I’ve tried searching the journal and dmesg, and the only thing that comes up is some message like elf_dynamic_array_reader.h(64)] tag not found related to vivaldi and occasionally something along the lines of vivaldi “consumed 1min 54sec of CPU Time”.
I’m not new to linux, but I’m a bit stumped. Any thoughts on what might be going on or what I could try?
EDIT: I’m using Ubuntu 20.04 with Xorg
MORE EDIT: My goto remediation is to restart the laptop, which fixes it for a while, but it’s pretty persistent.
Does this happen without the Caldigit TS3 isn’t connected (ideally testing during free time).
I could write a book on how often I see the words VSCode and crash while running other Chromium based software. It’s frustrating. I’d test to see if this happens when you run something like Firefox. If not, it’s the ol VSCode vs Chromium based software thing I’ve seen all over various Linux forums lately.
Disabling hardware acceleration is also worth trying while running Chromium based software and VSCode at the same time.
If with everything above, including this event still happening with Firefox while running VSCode, then I’d test the RAM.
Ok, so I tried an approach that might be working:

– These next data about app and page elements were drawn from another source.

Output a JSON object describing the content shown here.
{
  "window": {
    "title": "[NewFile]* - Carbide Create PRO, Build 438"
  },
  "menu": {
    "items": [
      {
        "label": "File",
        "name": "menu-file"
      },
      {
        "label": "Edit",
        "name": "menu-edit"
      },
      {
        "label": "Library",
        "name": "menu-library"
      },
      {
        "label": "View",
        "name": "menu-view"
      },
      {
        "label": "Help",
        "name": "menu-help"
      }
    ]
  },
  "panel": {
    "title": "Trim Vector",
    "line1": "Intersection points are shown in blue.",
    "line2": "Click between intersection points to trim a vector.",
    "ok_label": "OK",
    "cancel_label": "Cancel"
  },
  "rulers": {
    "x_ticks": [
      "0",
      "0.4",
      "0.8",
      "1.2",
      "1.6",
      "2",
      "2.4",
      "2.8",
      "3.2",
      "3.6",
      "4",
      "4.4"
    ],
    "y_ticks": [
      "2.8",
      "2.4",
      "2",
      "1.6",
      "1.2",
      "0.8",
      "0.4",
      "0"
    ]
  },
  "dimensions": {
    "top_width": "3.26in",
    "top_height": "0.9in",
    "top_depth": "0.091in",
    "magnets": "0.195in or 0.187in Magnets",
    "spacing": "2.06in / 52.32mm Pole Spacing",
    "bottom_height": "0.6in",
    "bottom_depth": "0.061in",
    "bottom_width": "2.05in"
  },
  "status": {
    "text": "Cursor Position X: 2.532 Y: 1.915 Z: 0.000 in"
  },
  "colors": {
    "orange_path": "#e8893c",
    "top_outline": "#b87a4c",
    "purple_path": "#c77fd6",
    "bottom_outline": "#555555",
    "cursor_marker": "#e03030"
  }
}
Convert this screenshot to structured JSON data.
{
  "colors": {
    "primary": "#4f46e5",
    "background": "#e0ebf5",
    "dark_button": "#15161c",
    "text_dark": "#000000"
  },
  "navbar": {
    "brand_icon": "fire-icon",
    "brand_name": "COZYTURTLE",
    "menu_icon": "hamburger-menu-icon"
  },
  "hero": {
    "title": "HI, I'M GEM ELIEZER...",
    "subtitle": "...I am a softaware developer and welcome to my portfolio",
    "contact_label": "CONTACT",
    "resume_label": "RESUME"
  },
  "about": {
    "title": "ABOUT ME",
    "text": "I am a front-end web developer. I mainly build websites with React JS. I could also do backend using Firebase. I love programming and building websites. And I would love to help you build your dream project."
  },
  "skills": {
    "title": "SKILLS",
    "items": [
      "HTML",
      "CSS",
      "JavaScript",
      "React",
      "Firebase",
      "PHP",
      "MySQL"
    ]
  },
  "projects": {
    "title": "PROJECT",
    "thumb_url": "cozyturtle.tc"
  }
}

Previously I was doing thunderbolt to the caldigit, then from the caldigit I had 2 video outputs, one over thunderbolt and one over DP-to-HDMI active dongle.
I moved the HDMI to be directly connected to the framework (so 2 cables from the framework now) and things seem more stable, no browser crashes for an entire day.
Out of curiosity, is this a Framework limitation, a Linux limitation, a Caldigit TS3 limitation, or a protocol limitation?
From my understanding all “parties” in that list establish claims that seem to indicate they “should all work”, but I’m wondering if it’s grounds for requesting a refund on the TS3 (since I bought it specifically for the promise of 1 cable docking).
Kernels, firmware and so forth all play a part. The short version is we cannot provide tech support we don’t have or make.
A a good rule of thumb with any device is less is more. Direct connections are always a win. Hubs and docks “should work” but I’ve seen stuff like this on my old XPS - docks are best suited for USB duties in my experience.
One could say this is a Linux limitation in that it’s constantly evolving (kernel updates, regressions, other unaccounted incompatibilities after an update).
Yeah makes sense, thanks for following up. Things are more stable with displays plugged directly into the laptop, but still get occasional full-machine lock ups that I haven’t been able to figure out. I appreciate your help though!